Section 4: Acoustic Treatment and Studio Setup An often overlooked aspect of recording high-quality audio is the environment itself. We’ll explore the significance of acoustic treatment, sound isolation, and room dimensions. Moreover, we’ll offer practical tips on how to set up a home studio that minimises unwanted reflections and background noise, ensuring cleaner and more professional recordings.
- Acoustic Treatment
Acoustic treatment involves the use of various materials to control the way sound behaves within a room. The primary goals of acoustic treatment are to reduce reflections, control reverberation, and manage sound absorption.
When sound waves hit surfaces in a room, they can bounce back and forth, creating reflections and a buildup of unwanted reverb. Acoustic treatment, typically achieved through the use of acoustic panels, bass traps, diffusers, and other specialized materials, helps to absorb or scatter these reflections, resulting in a more balanced and controlled acoustic environment. Properly treated rooms offer improved clarity, reduced echoes, and enhanced audio recording or listening experiences.
- Sound Isolation

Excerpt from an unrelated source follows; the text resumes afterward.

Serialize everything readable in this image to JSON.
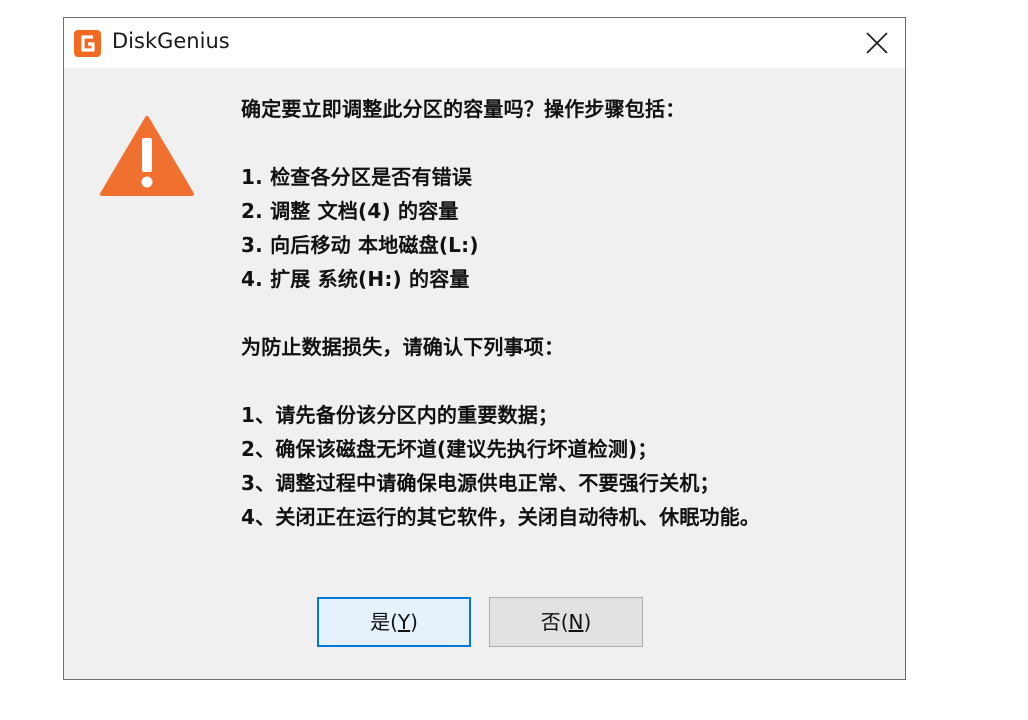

Sound isolation focuses on preventing sound from entering or leaving a room. It is especially essential in recording studios, home theaters, or any space where noise leakage can be problematic.
Sound isolation is achieved by creating a barrier between the interior of the room and the outside environment. This barrier may involve the use of soundproofing materials in walls, floors, and ceilings, or constructing a room-within-a-room design to decouple the structure from the rest of the building. Sound isolation ensures that external noises (such as traffic, construction, or neighboring activities) do not disrupt recordings or listening sessions inside the room, and that sound produced within the room does not disturb people in adjacent areas.
- Room Dimensions
The physical dimensions of a room have a significant impact on its acoustic properties. When sound waves propagate within a space, they can interact with the room boundaries (walls, floor, and ceiling) in complex ways.
The room’s dimensions, particularly its height, width, and length, can lead to specific standing waves and resonances, where certain frequencies are reinforced and others are canceled out. These resonances can result in uneven frequency response and prolonged decay times for specific frequencies, causing acoustic problems like “boomy” bass or “muddy” midrange.
Designing a room with carefully chosen dimensions and ratios can help minimize the negative effects of room modes and standing waves, leading to a more balanced and accurate sound reproduction.